"Like it or not, the Zionist regime is heading towards annihilation," Mr Ahmadinejad told a Tehran conference on the Palestinian intifada, attended by Iran's Supreme Leader, Ayatollah Ali Khamenei, as well as representatives from Hamas, Islamic Jihad and Hizbollah.
"The existence of the Zionist regime is tantamount to an imposition of an unending and unrestrained threat so that none of the nations and Islamic countries of the region and beyond can feel secure from its threat," he added.

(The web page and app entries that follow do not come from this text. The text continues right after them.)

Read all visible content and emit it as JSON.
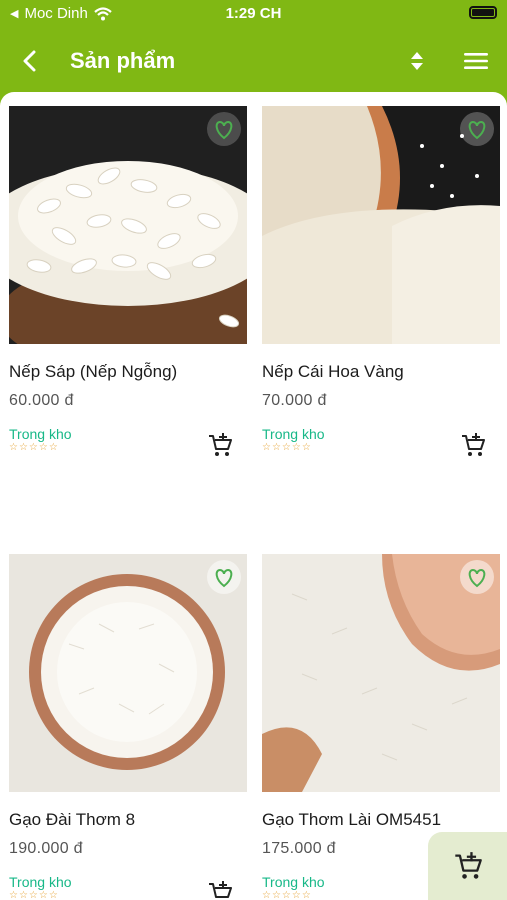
{
  "status_bar": {
    "carrier": "Moc Dinh",
    "time": "1:29 CH"
  },
  "nav": {
    "title": "Sản phẩm"
  },
  "products": [
    {
      "name": "Nếp Sáp (Nếp Ngỗng)",
      "price": "60.000 đ",
      "stock": "Trong kho",
      "stars": "☆☆☆☆☆",
      "rating": 0
    },
    {
      "name": "Nếp Cái Hoa Vàng",
      "price": "70.000 đ",
      "stock": "Trong kho",
      "stars": "☆☆☆☆☆",
      "rating": 0
    },
    {
      "name": "Gạo Đài Thơm 8",
      "price": "190.000 đ",
      "stock": "Trong kho",
      "stars": "☆☆☆☆☆",
      "rating": 0
    },
    {
      "name": "Gạo Thơm Lài OM5451",
      "price": "175.000 đ",
      "stock": "Trong kho",
      "stars": "☆☆☆☆☆",
      "rating": 0
    }
  ],
  "colors": {
    "header": "#80b814",
    "stock": "#18b888",
    "stars": "#e7a63a"
  }
}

Earlier in the day Ayatollah Ahmad Jannati, head of the clerical watchdog, Guardian Council, had told a Friday prayer meeting in Tehran that the US was "a decaying power" which Iran should not fear. Sermons are often used by leading regime figures as a platform for public statements, often accompanied by calls of "death to America".
Ayatollah Jannati was responding to increased pressure from Washington on the country's nuclear programme. On Thursday, the US Secretary of State Condoleezza Rice warned Iran would face "consequences" for defying a Security Council demand that it halt all enrichment activity.

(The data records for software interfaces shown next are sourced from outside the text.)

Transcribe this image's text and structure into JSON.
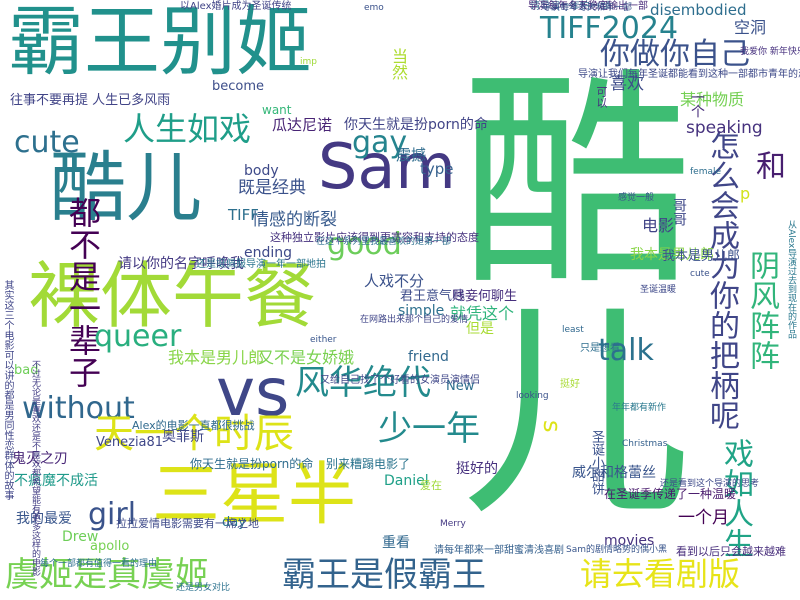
{
  "word_cloud": {
    "background": "#ffffff",
    "words": [
      {
        "text": "酷儿",
        "color": "#2a7f8e"
      },
      {
        "text": "霸王别姬",
        "color": "#21918c"
      },
      {
        "text": "裸体午餐",
        "color": "#a2da37"
      },
      {
        "text": "Sam",
        "color": "#443983"
      },
      {
        "text": "vs",
        "color": "#3f4788"
      },
      {
        "text": "三星半",
        "color": "#dde318"
      },
      {
        "text": "虞姬是真虞姬",
        "color": "#77d153"
      },
      {
        "text": "霸王是假霸王",
        "color": "#33638d"
      },
      {
        "text": "请去看剧版",
        "color": "#e7e419"
      },
      {
        "text": "怎么会成为你的把柄呢",
        "color": "#404688"
      },
      {
        "text": "戏如人生",
        "color": "#20a486"
      },
      {
        "text": "阴风阵阵",
        "color": "#31b57b"
      },
      {
        "text": "风华绝代",
        "color": "#238a8d"
      },
      {
        "text": "人生如戏",
        "color": "#1f9e89"
      },
      {
        "text": "你做你自己",
        "color": "#3b528b"
      },
      {
        "text": "TIFF2024",
        "color": "#26828e"
      },
      {
        "text": "都不是一辈子",
        "color": "#440154"
      },
      {
        "text": "cute",
        "color": "#2d708e"
      },
      {
        "text": "gay",
        "color": "#25848e"
      },
      {
        "text": "queer",
        "color": "#29af7f"
      },
      {
        "text": "talk",
        "color": "#2c728e"
      },
      {
        "text": "good",
        "color": "#6ccd5a"
      },
      {
        "text": "without",
        "color": "#30678d"
      },
      {
        "text": "girl",
        "color": "#3a538b"
      },
      {
        "text": "天一个时辰",
        "color": "#dde318"
      },
      {
        "text": "少一年",
        "color": "#238a8d"
      },
      {
        "text": "和",
        "color": "#481f70"
      },
      {
        "text": "s",
        "color": "#2c728e"
      },
      {
        "text": "一个月",
        "color": "#440154"
      },
      {
        "text": "瓜达尼诺",
        "color": "#482475"
      },
      {
        "text": "你天生就是扮porn的命",
        "color": "#414487"
      },
      {
        "text": "当然",
        "color": "#addc30"
      },
      {
        "text": "喜欢",
        "color": "#3e4c8a"
      },
      {
        "text": "空洞",
        "color": "#3b528b"
      },
      {
        "text": "某种物质",
        "color": "#75d054"
      },
      {
        "text": "speaking",
        "color": "#46327e"
      },
      {
        "text": "disembodied",
        "color": "#2e6e8e"
      },
      {
        "text": "震撼",
        "color": "#2f6c8e"
      },
      {
        "text": "type",
        "color": "#35608d"
      },
      {
        "text": "既是经典",
        "color": "#3b528b"
      },
      {
        "text": "情感的断裂",
        "color": "#375a8c"
      },
      {
        "text": "body",
        "color": "#3e4a89"
      },
      {
        "text": "TIFF",
        "color": "#2d708e"
      },
      {
        "text": "电影",
        "color": "#414487"
      },
      {
        "text": "我本是男儿郎",
        "color": "#89d548"
      },
      {
        "text": "又不是女娇娥",
        "color": "#7ad151"
      },
      {
        "text": "人戏不分",
        "color": "#3b528b"
      },
      {
        "text": "君王意气尽",
        "color": "#3e4c8a"
      },
      {
        "text": "贱妾何聊生",
        "color": "#472f7d"
      },
      {
        "text": "请以你的名字呼唤我",
        "color": "#443a83"
      },
      {
        "text": "就凭这个",
        "color": "#2fb47c"
      },
      {
        "text": "但是",
        "color": "#a8db34"
      },
      {
        "text": "simple",
        "color": "#2d708e"
      },
      {
        "text": "ending",
        "color": "#3e4989"
      },
      {
        "text": "friend",
        "color": "#31688e"
      },
      {
        "text": "Venezia81",
        "color": "#3f4788"
      },
      {
        "text": "鬼灭之刃",
        "color": "#482677"
      },
      {
        "text": "奥菲斯",
        "color": "#3f4889"
      },
      {
        "text": "不疯魔不成活",
        "color": "#1f9a8a"
      },
      {
        "text": "Daniel",
        "color": "#1fa088"
      },
      {
        "text": "挺好的",
        "color": "#46307e"
      },
      {
        "text": "威尔和格蕾丝",
        "color": "#39558c"
      },
      {
        "text": "我的最爱",
        "color": "#39568c"
      },
      {
        "text": "day",
        "color": "#2a788e"
      },
      {
        "text": "Drew",
        "color": "#6ece58"
      },
      {
        "text": "apollo",
        "color": "#77d153"
      },
      {
        "text": "重看",
        "color": "#31688e"
      },
      {
        "text": "movies",
        "color": "#46337f"
      },
      {
        "text": "New",
        "color": "#2e6f8e"
      },
      {
        "text": "bad",
        "color": "#6ece58"
      },
      {
        "text": "往事不要再提 人生已多风雨",
        "color": "#414487"
      },
      {
        "text": "我本是男儿郎",
        "color": "#3b528b"
      },
      {
        "text": "become",
        "color": "#3d4e8a"
      },
      {
        "text": "want",
        "color": "#35b779"
      },
      {
        "text": "你天生就是扮porn的命",
        "color": "#2f6c8e"
      },
      {
        "text": "别来糟蹋电影了",
        "color": "#2b748e"
      },
      {
        "text": "拉拉爱情电影需要有一席之地",
        "color": "#3e4a89"
      },
      {
        "text": "在圣诞季传递了一种温暖",
        "color": "#481a6c"
      },
      {
        "text": "Alex的电影一直都很挑战",
        "color": "#306a8e"
      },
      {
        "text": "还是挺佩服导演一年一部地拍",
        "color": "#2b758e"
      },
      {
        "text": "这种独立影片应该得到更宽容和支持的态度",
        "color": "#46327e"
      },
      {
        "text": "请导演一年拍一部",
        "color": "#31688e"
      },
      {
        "text": "哥哥",
        "color": "#3f4889"
      },
      {
        "text": "圣诞小甜饼",
        "color": "#3b528b"
      },
      {
        "text": "导演每年冬天稳定输出一部",
        "color": "#482878"
      },
      {
        "text": "导演让我们每年圣诞都能看到这种一部都市青年的恋爱喜剧电影",
        "color": "#3e4a89"
      },
      {
        "text": "其实这三个电影可以讲的都是男同性恋群体的故事",
        "color": "#404688"
      },
      {
        "text": "不过无论是喜欢还是不喜欢都希望能有更多这样的电影",
        "color": "#433e85"
      },
      {
        "text": "在这个系列里我最喜欢的是第一部",
        "color": "#2d708e"
      },
      {
        "text": "导演每年冬天和年一部",
        "color": "#3b528b"
      },
      {
        "text": "又给自己找了个好看的女演员演情侣",
        "color": "#3f4788"
      },
      {
        "text": "每个一部都有值得一看的理由",
        "color": "#2d708e"
      },
      {
        "text": "请每年都来一部甜蜜清浅喜剧",
        "color": "#35608d"
      },
      {
        "text": "Sam的剧情略势的偶小黑",
        "color": "#39568c"
      },
      {
        "text": "从Alex导演过去到现在的作品",
        "color": "#2a788e"
      },
      {
        "text": "还是看到这个导演的思考",
        "color": "#3e4a89"
      },
      {
        "text": "在网路出来那个自己的爱情",
        "color": "#404688"
      },
      {
        "text": "Christmas",
        "color": "#35608d"
      },
      {
        "text": "Merry",
        "color": "#443983"
      },
      {
        "text": "爱在",
        "color": "#9fda3a"
      },
      {
        "text": "p",
        "color": "#d2e21b"
      },
      {
        "text": "一个",
        "color": "#472c7a"
      },
      {
        "text": "可以",
        "color": "#46317e"
      },
      {
        "text": "只是想看",
        "color": "#2e6e8e"
      },
      {
        "text": "挺好",
        "color": "#a8db34"
      },
      {
        "text": "imp",
        "color": "#a0da39"
      },
      {
        "text": "cute",
        "color": "#3b528b"
      },
      {
        "text": "看到以后只会越来越难",
        "color": "#472d7b"
      },
      {
        "text": "以Alex婚片成为圣诞传统",
        "color": "#414487"
      },
      {
        "text": "还是男女对比",
        "color": "#2c728e"
      },
      {
        "text": "emo",
        "color": "#3b528b"
      },
      {
        "text": "我爱你 新年快乐",
        "color": "#46307e"
      },
      {
        "text": "感觉一般",
        "color": "#3a548c"
      },
      {
        "text": "年年都有新作",
        "color": "#2a788e"
      },
      {
        "text": "圣诞温暖",
        "color": "#3e4989"
      },
      {
        "text": "female",
        "color": "#2e6e8e"
      },
      {
        "text": "looking",
        "color": "#3b528b"
      },
      {
        "text": "either",
        "color": "#39568c"
      },
      {
        "text": "least",
        "color": "#31688e"
      }
    ]
  }
}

"One thing the Security Council has, and the International Atomic Energy Agency does not have, is the ability to compel, through Chapter Seven resolutions, member states of the UN to obey the will of the international system," she said. Under Chapter Seven the UN can impose sanctions or even military action.
A flying visit to Tehran on Thursday by the IAEA director general Mohammed ElBaradei failed to secure a breakthrough in the stand-off, but the Egyptian said he was still hopeful and that both sides were committed to maintaining dialogue. Mr ElBaradei is due to report to the IAEA by the end of April.
Next week Security Council members will discuss Iran at a meeting in Moscow. Russia was aggrieved by Iran's unexpected breakthrough on uranium enrichment because it undermined its own attempts at a compromise proposal. But it is still uncertain if Moscow will support sanctions.
China, which has also been cool on the use of sanctions against Iran, yesterday said it would send a delegation to Tehran to discuss the nuclear programme and stressed the importance of dialogue in defusing the crisis.
"We hope all parties will adopt a cool-headed approach," said the Vice Foreign Minister Yang Jiechi. "Dialogue is better than confrontation."Reuse content